**Exercise aim**: From the entries, filter out every line that lacks "plus" and copy the rest.

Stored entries
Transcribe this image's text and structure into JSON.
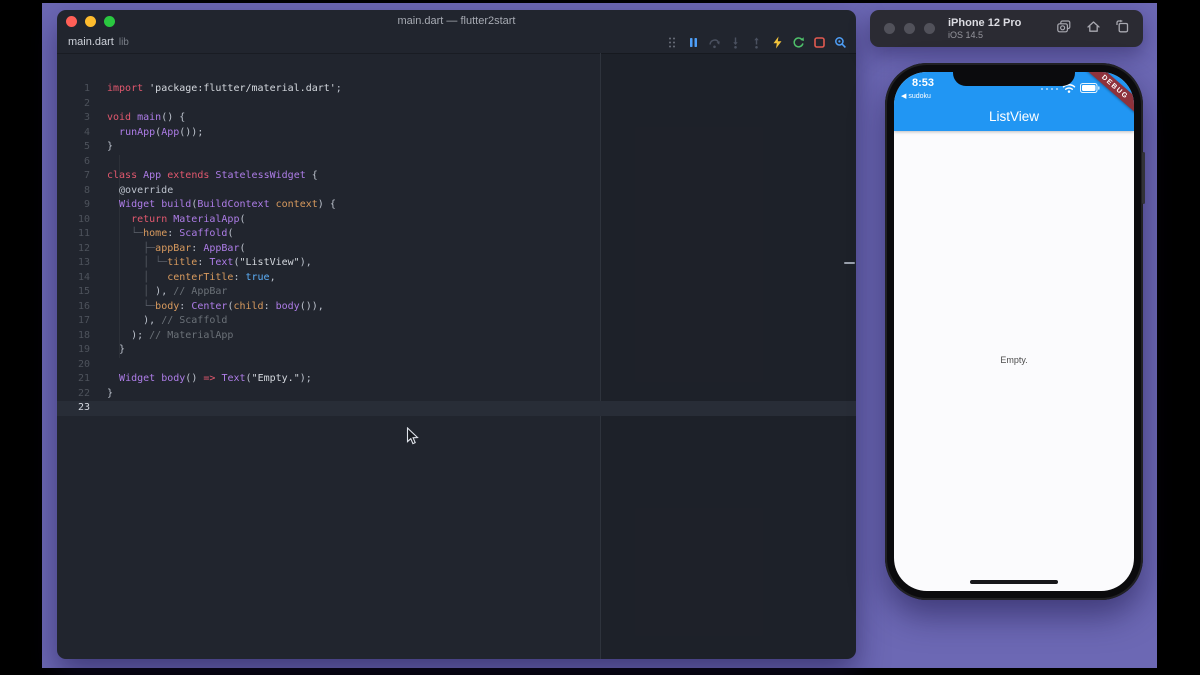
{
  "colors": {
    "desktop_purple": "#6c68b4",
    "editor_bg": "#21252e",
    "appbar_blue": "#2196f3",
    "debug_banner_red": "#8e323c",
    "traffic_red": "#ff5f57",
    "traffic_yellow": "#febc2e",
    "traffic_green": "#2ac840"
  },
  "editor": {
    "window_title": "main.dart — flutter2start",
    "tab": {
      "name": "main.dart",
      "dir": "lib"
    },
    "toolbar": {
      "icons": [
        "drag-handle",
        "pause",
        "step-over",
        "step-into",
        "step-out",
        "hot-reload",
        "restart",
        "stop",
        "widget-inspector"
      ]
    },
    "syntax": {
      "kw": "#e2586e",
      "ty": "#ae7de8",
      "arg": "#d89a5e",
      "str": "#d4d8de",
      "bool": "#5caef7",
      "cm": "#6b7178",
      "pl": "#bcc2cc",
      "gd": "#565b64"
    },
    "lines": [
      {
        "n": 1,
        "segs": [
          [
            "kw",
            "import"
          ],
          [
            "pl",
            " "
          ],
          [
            "str",
            "'package:flutter/material.dart'"
          ],
          [
            "pl",
            ";"
          ]
        ]
      },
      {
        "n": 2,
        "segs": []
      },
      {
        "n": 3,
        "segs": [
          [
            "kw",
            "void"
          ],
          [
            "pl",
            " "
          ],
          [
            "ty",
            "main"
          ],
          [
            "pl",
            "() {"
          ]
        ]
      },
      {
        "n": 4,
        "segs": [
          [
            "pl",
            "  "
          ],
          [
            "ty",
            "runApp"
          ],
          [
            "pl",
            "("
          ],
          [
            "ty",
            "App"
          ],
          [
            "pl",
            "());"
          ]
        ]
      },
      {
        "n": 5,
        "segs": [
          [
            "pl",
            "}"
          ]
        ]
      },
      {
        "n": 6,
        "segs": []
      },
      {
        "n": 7,
        "segs": [
          [
            "kw",
            "class"
          ],
          [
            "pl",
            " "
          ],
          [
            "ty",
            "App"
          ],
          [
            "pl",
            " "
          ],
          [
            "kw",
            "extends"
          ],
          [
            "pl",
            " "
          ],
          [
            "ty",
            "StatelessWidget"
          ],
          [
            "pl",
            " {"
          ]
        ]
      },
      {
        "n": 8,
        "segs": [
          [
            "pl",
            "  @override"
          ]
        ]
      },
      {
        "n": 9,
        "segs": [
          [
            "pl",
            "  "
          ],
          [
            "ty",
            "Widget"
          ],
          [
            "pl",
            " "
          ],
          [
            "ty",
            "build"
          ],
          [
            "pl",
            "("
          ],
          [
            "ty",
            "BuildContext"
          ],
          [
            "pl",
            " "
          ],
          [
            "arg",
            "context"
          ],
          [
            "pl",
            ") {"
          ]
        ]
      },
      {
        "n": 10,
        "segs": [
          [
            "pl",
            "    "
          ],
          [
            "kw",
            "return"
          ],
          [
            "pl",
            " "
          ],
          [
            "ty",
            "MaterialApp"
          ],
          [
            "pl",
            "("
          ]
        ]
      },
      {
        "n": 11,
        "segs": [
          [
            "pl",
            "    "
          ],
          [
            "gd",
            "└─"
          ],
          [
            "arg",
            "home"
          ],
          [
            "pl",
            ": "
          ],
          [
            "ty",
            "Scaffold"
          ],
          [
            "pl",
            "("
          ]
        ]
      },
      {
        "n": 12,
        "segs": [
          [
            "pl",
            "      "
          ],
          [
            "gd",
            "├─"
          ],
          [
            "arg",
            "appBar"
          ],
          [
            "pl",
            ": "
          ],
          [
            "ty",
            "AppBar"
          ],
          [
            "pl",
            "("
          ]
        ]
      },
      {
        "n": 13,
        "segs": [
          [
            "pl",
            "      "
          ],
          [
            "gd",
            "│ └─"
          ],
          [
            "arg",
            "title"
          ],
          [
            "pl",
            ": "
          ],
          [
            "ty",
            "Text"
          ],
          [
            "pl",
            "("
          ],
          [
            "str",
            "\"ListView\""
          ],
          [
            "pl",
            "),"
          ]
        ]
      },
      {
        "n": 14,
        "segs": [
          [
            "pl",
            "      "
          ],
          [
            "gd",
            "│"
          ],
          [
            "pl",
            "   "
          ],
          [
            "arg",
            "centerTitle"
          ],
          [
            "pl",
            ": "
          ],
          [
            "bool",
            "true"
          ],
          [
            "pl",
            ","
          ]
        ]
      },
      {
        "n": 15,
        "segs": [
          [
            "pl",
            "      "
          ],
          [
            "gd",
            "│ "
          ],
          [
            "pl",
            "), "
          ],
          [
            "cm",
            "// AppBar"
          ]
        ]
      },
      {
        "n": 16,
        "segs": [
          [
            "pl",
            "      "
          ],
          [
            "gd",
            "└─"
          ],
          [
            "arg",
            "body"
          ],
          [
            "pl",
            ": "
          ],
          [
            "ty",
            "Center"
          ],
          [
            "pl",
            "("
          ],
          [
            "arg",
            "child"
          ],
          [
            "pl",
            ": "
          ],
          [
            "ty",
            "body"
          ],
          [
            "pl",
            "()),"
          ]
        ]
      },
      {
        "n": 17,
        "segs": [
          [
            "pl",
            "      ), "
          ],
          [
            "cm",
            "// Scaffold"
          ]
        ]
      },
      {
        "n": 18,
        "segs": [
          [
            "pl",
            "    ); "
          ],
          [
            "cm",
            "// MaterialApp"
          ]
        ]
      },
      {
        "n": 19,
        "segs": [
          [
            "pl",
            "  }"
          ]
        ]
      },
      {
        "n": 20,
        "segs": []
      },
      {
        "n": 21,
        "segs": [
          [
            "pl",
            "  "
          ],
          [
            "ty",
            "Widget"
          ],
          [
            "pl",
            " "
          ],
          [
            "ty",
            "body"
          ],
          [
            "pl",
            "() "
          ],
          [
            "kw",
            "=>"
          ],
          [
            "pl",
            " "
          ],
          [
            "ty",
            "Text"
          ],
          [
            "pl",
            "("
          ],
          [
            "str",
            "\"Empty.\""
          ],
          [
            "pl",
            ");"
          ]
        ]
      },
      {
        "n": 22,
        "segs": [
          [
            "pl",
            "}"
          ]
        ]
      },
      {
        "n": 23,
        "segs": [],
        "active": true
      }
    ]
  },
  "simulator": {
    "device": "iPhone 12 Pro",
    "os": "iOS 14.5",
    "toolbar_icons": [
      "screenshot",
      "home",
      "rotate"
    ]
  },
  "phone": {
    "time": "8:53",
    "back_label": "◀ sudoku",
    "status_icons": [
      "cellular-dots",
      "wifi",
      "battery"
    ],
    "appbar_title": "ListView",
    "debug_label": "DEBUG",
    "body_text": "Empty."
  }
}
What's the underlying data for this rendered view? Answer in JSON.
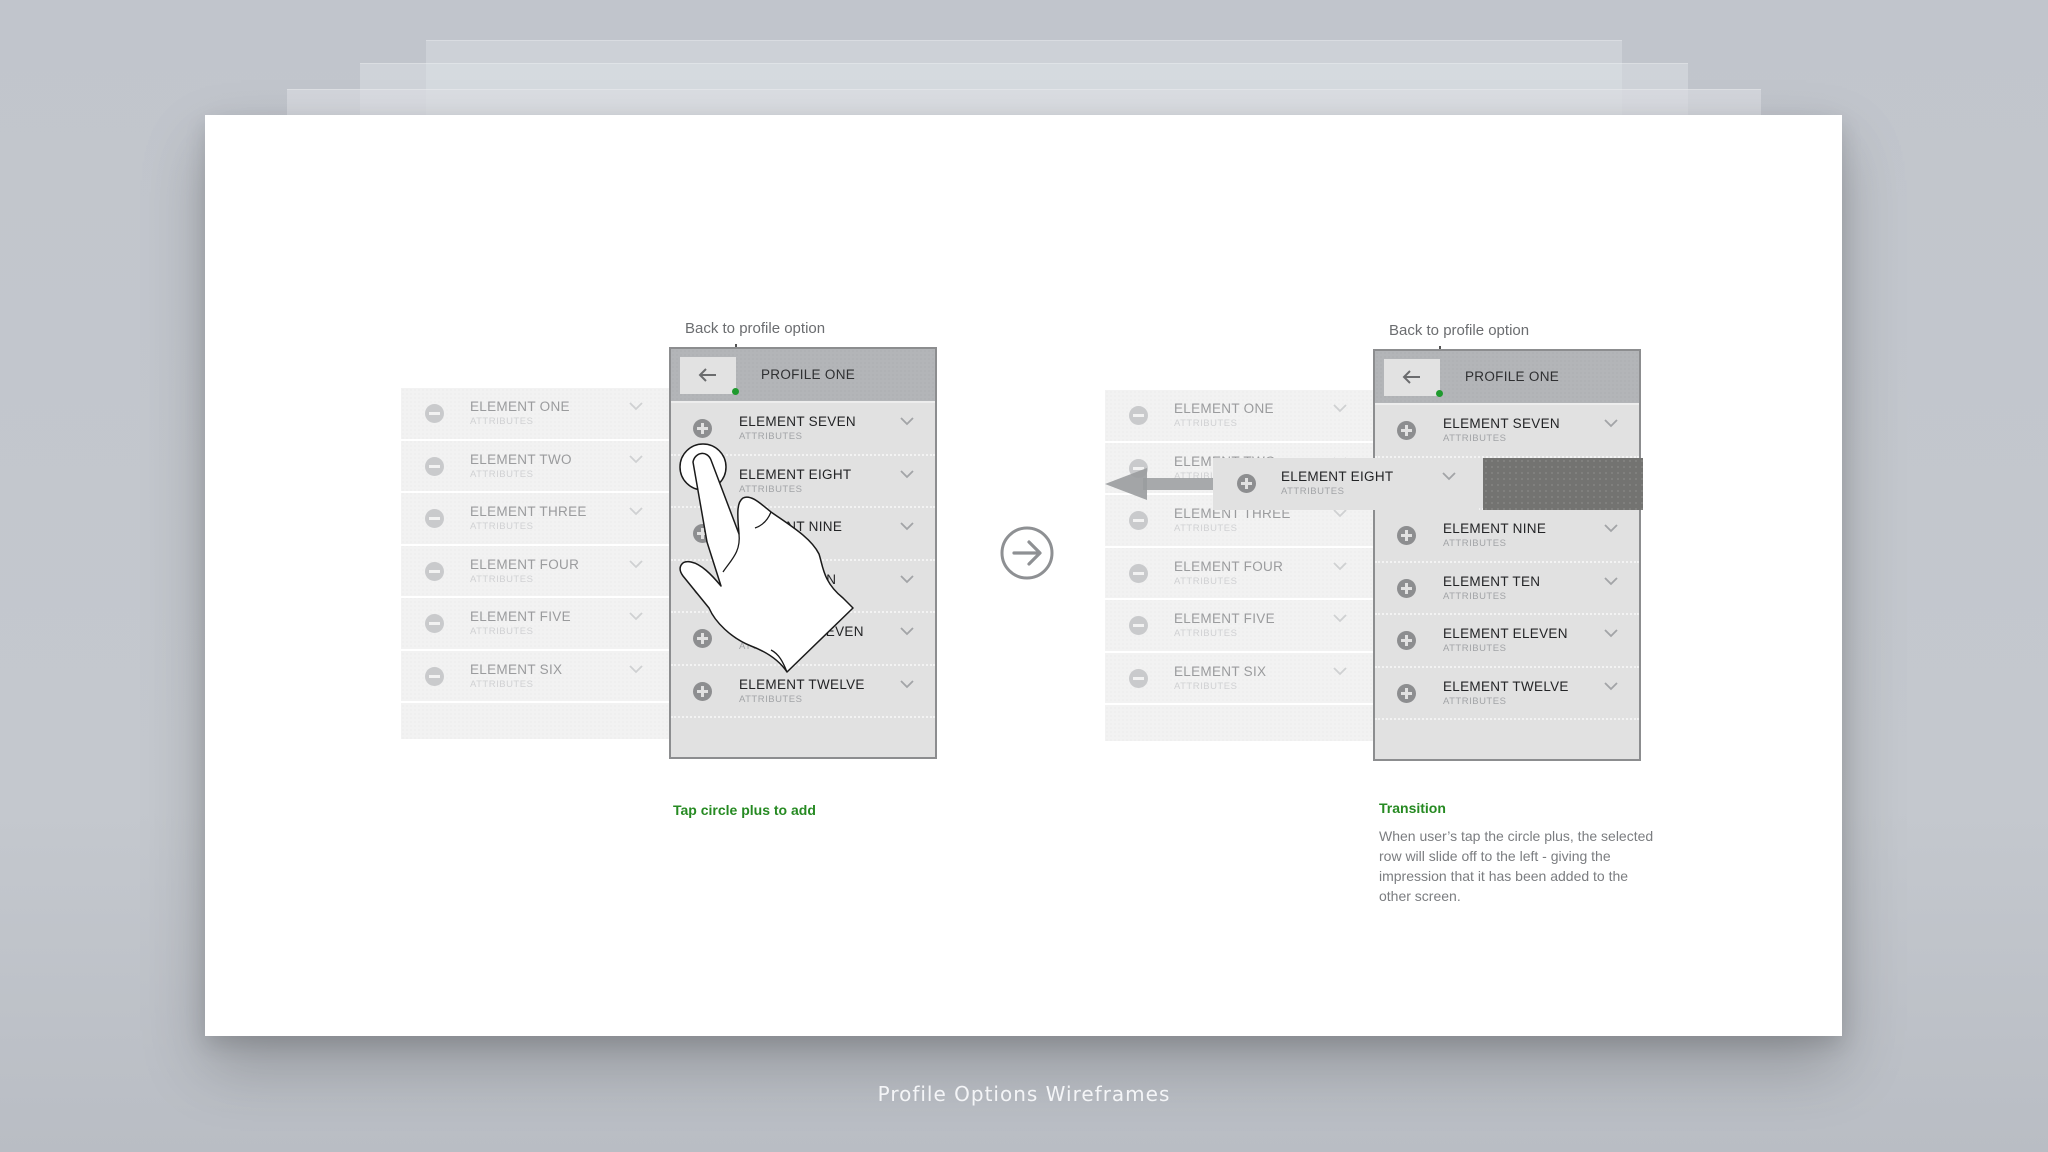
{
  "caption": "Profile Options Wireframes",
  "colors": {
    "annotation_green": "#268a22",
    "dot_green": "#1f9a2e",
    "header_gray": "#b3b5b8",
    "row_gray": "#e1e1e1",
    "background": "#c1c5cc"
  },
  "left_panel": {
    "annotation": "Back to profile option",
    "header_title": "PROFILE ONE",
    "back_icon": "arrow-left-icon",
    "background_list": [
      {
        "name": "ELEMENT ONE",
        "attr": "ATTRIBUTES"
      },
      {
        "name": "ELEMENT TWO",
        "attr": "ATTRIBUTES"
      },
      {
        "name": "ELEMENT THREE",
        "attr": "ATTRIBUTES"
      },
      {
        "name": "ELEMENT FOUR",
        "attr": "ATTRIBUTES"
      },
      {
        "name": "ELEMENT FIVE",
        "attr": "ATTRIBUTES"
      },
      {
        "name": "ELEMENT SIX",
        "attr": "ATTRIBUTES"
      }
    ],
    "phone_list": [
      {
        "name": "ELEMENT SEVEN",
        "attr": "ATTRIBUTES"
      },
      {
        "name": "ELEMENT EIGHT",
        "attr": "ATTRIBUTES"
      },
      {
        "name": "ELEMENT NINE",
        "attr": "ATTRIBUTES"
      },
      {
        "name": "ELEMENT TEN",
        "attr": "ATTRIBUTES"
      },
      {
        "name": "ELEMENT ELEVEN",
        "attr": "ATTRIBUTES"
      },
      {
        "name": "ELEMENT TWELVE",
        "attr": "ATTRIBUTES"
      }
    ],
    "note_title": "Tap circle plus to add"
  },
  "transition_icon": "arrow-right-circle-icon",
  "right_panel": {
    "annotation": "Back to profile option",
    "header_title": "PROFILE ONE",
    "back_icon": "arrow-left-icon",
    "background_list": [
      {
        "name": "ELEMENT ONE",
        "attr": "ATTRIBUTES"
      },
      {
        "name": "ELEMENT TWO",
        "attr": "ATTRIBUTES"
      },
      {
        "name": "ELEMENT THREE",
        "attr": "ATTRIBUTES"
      },
      {
        "name": "ELEMENT FOUR",
        "attr": "ATTRIBUTES"
      },
      {
        "name": "ELEMENT FIVE",
        "attr": "ATTRIBUTES"
      },
      {
        "name": "ELEMENT SIX",
        "attr": "ATTRIBUTES"
      }
    ],
    "phone_list": [
      {
        "name": "ELEMENT SEVEN",
        "attr": "ATTRIBUTES"
      },
      {
        "name": "",
        "attr": ""
      },
      {
        "name": "ELEMENT NINE",
        "attr": "ATTRIBUTES"
      },
      {
        "name": "ELEMENT TEN",
        "attr": "ATTRIBUTES"
      },
      {
        "name": "ELEMENT ELEVEN",
        "attr": "ATTRIBUTES"
      },
      {
        "name": "ELEMENT TWELVE",
        "attr": "ATTRIBUTES"
      }
    ],
    "sliding_row": {
      "name": "ELEMENT EIGHT",
      "attr": "ATTRIBUTES"
    },
    "note_title": "Transition",
    "note_body": "When user’s tap the circle plus, the selected row will slide off to the left - giving the impression that it has been added to the other screen."
  }
}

**Reply to the task**:
    "note_title": "Tap circle plus to add"
    "note_body": "When user’s tap the circle plus, the selected row will slide off to the left - giving the impression that it has been added to the other screen."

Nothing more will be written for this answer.